All the news was not positive. With a bit of a thud, the conference call saw Energy Transfer management note that Enbridge (NYSE:ENB) nixed their partnership to develop a new St. James pipeline leg off the proposed Trunkline gas-to-crude oil conversion project. The decision came as a result of a weak "open season" effort to line up enough oil shippers to justify capital expenditures to construct the new line. Energy Transfer will continue to pursue the existing Trunkline conversion project alone. The setback has pushed a likely completion date back to late 2016 versus a previously-anticipated 2015 startup. On Wednesday's conference call, COO Mackie McCrea remarked:
....the outcome of the open season did not justify us building a line down to St. James, so with several customers we are in negotiations to transport that crude to another market and we continue to be very optimistic that we will ultimately fill up that pipeline with crude sometime in late 2016.
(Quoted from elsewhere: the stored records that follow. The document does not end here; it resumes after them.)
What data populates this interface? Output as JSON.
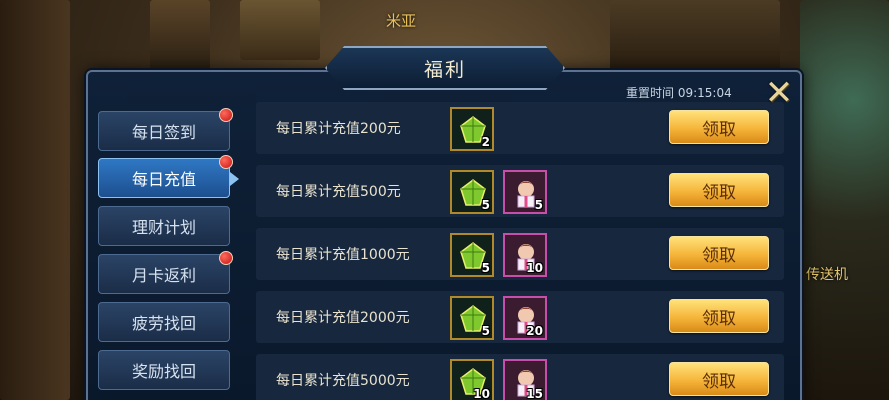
{
  "scene": {
    "npc_name": "米亚",
    "teleport_label": "传送机"
  },
  "panel": {
    "title": "福利",
    "reset_time": "重置时间 09:15:04"
  },
  "tabs": [
    {
      "label": "每日签到",
      "active": false,
      "badge": true
    },
    {
      "label": "每日充值",
      "active": true,
      "badge": true
    },
    {
      "label": "理财计划",
      "active": false,
      "badge": false
    },
    {
      "label": "月卡返利",
      "active": false,
      "badge": true
    },
    {
      "label": "疲劳找回",
      "active": false,
      "badge": false
    },
    {
      "label": "奖励找回",
      "active": false,
      "badge": false
    }
  ],
  "rewards": [
    {
      "label": "每日累计充值200元",
      "items": [
        {
          "type": "green-gem-icon",
          "qty": "2"
        }
      ],
      "button": "领取"
    },
    {
      "label": "每日累计充值500元",
      "items": [
        {
          "type": "green-gem-icon",
          "qty": "5"
        },
        {
          "type": "pink-gift-icon",
          "qty": "5"
        }
      ],
      "button": "领取"
    },
    {
      "label": "每日累计充值1000元",
      "items": [
        {
          "type": "green-gem-icon",
          "qty": "5"
        },
        {
          "type": "pink-gift-icon",
          "qty": "10"
        }
      ],
      "button": "领取"
    },
    {
      "label": "每日累计充值2000元",
      "items": [
        {
          "type": "green-gem-icon",
          "qty": "5"
        },
        {
          "type": "pink-gift-icon",
          "qty": "20"
        }
      ],
      "button": "领取"
    },
    {
      "label": "每日累计充值5000元",
      "items": [
        {
          "type": "green-gem-icon",
          "qty": "10"
        },
        {
          "type": "pink-gift-icon",
          "qty": "15"
        }
      ],
      "button": "领取"
    }
  ],
  "colors": {
    "claim_button": "#f5b53a",
    "active_tab": "#2f78c4",
    "panel_bg": "#0f2138"
  }
}
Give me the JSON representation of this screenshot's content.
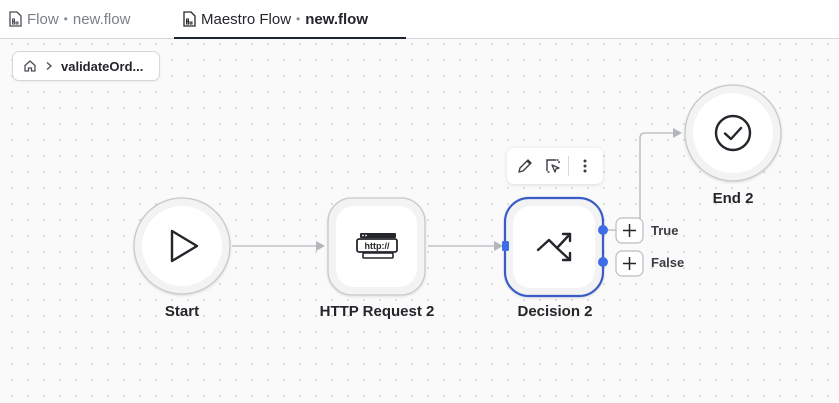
{
  "tabs": [
    {
      "prefix": "Flow",
      "sep": "•",
      "file": "new.flow",
      "active": false
    },
    {
      "prefix": "Maestro Flow",
      "sep": "•",
      "file": "new.flow",
      "active": true
    }
  ],
  "breadcrumb": {
    "home_icon": "home-icon",
    "separator_icon": "chevron-right-icon",
    "item": "validateOrd..."
  },
  "nodes": {
    "start": {
      "label": "Start",
      "icon": "play-icon"
    },
    "http": {
      "label": "HTTP Request 2",
      "icon": "http-icon",
      "icon_text": "http://"
    },
    "decision": {
      "label": "Decision 2",
      "icon": "decision-arrows-icon",
      "selected": true
    },
    "end": {
      "label": "End 2",
      "icon": "check-circle-icon"
    }
  },
  "branches": {
    "true_label": "True",
    "false_label": "False"
  },
  "node_toolbar": {
    "items": [
      "edit-icon",
      "select-icon",
      "more-vertical-icon"
    ]
  },
  "colors": {
    "selection": "#3a5bc7",
    "port": "#3d6ee8",
    "edge": "#b3b6bc",
    "text": "#24262b"
  }
}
For those who've followed my Seeking Alpha articles about Energy Transfer, it's been a long journey from a sleepy intra-state NGL carrier to a national, integrated, hydrocarbon transportation company. Kudos to management. Going forward, I envision modest, but consistent unitholder cash distribution growth.
Eventually, I believe we will see the SXL General Partnership find its way to Energy Transfer Equity, additional asset streamlining via "tail" divestitures, and a host of successful capital projects support returns. Better pricing and margins in the NGL business should add gloss to the enterprise.
Finally, I come back to my initial premise, "It's not where the stock has been, it's where it's going." Energy Transfer Partners has effectively outperformed many of its large-cap peers YTD 2013. Here's a chart recapping the price action:
Now, here's another chart comparing ETP (the entity that generally holds the assets) with the ETE (the operating general partner):
courtesy of google.com/finance
Interesting charts, huh? Nor do I believe the ETE run is over.
I have decided to re-allocate some of my Energy Transfer capital between the two companies. I believe the new assets and business opportunities may afford GP Energy Transfer Equity significant future growth.
I hope to learn more upon my plans to attend the Energy Transfer Investor Day presentation, held in Dallas later this month. I will like to report back to you all after that event.
Please do your own careful due diligence before making any investment decision. Good luck with all your 2013 investments.
Disclosure: I am long ETP. I wrote this article myself, and it expresses my own opinions. I am not receiving compensation for it (other than from Seeking Alpha). I have no business relationship with any company whose stock is mentioned in this article.
Additional disclosure: Author owns ITM November puts to purchase ETE units.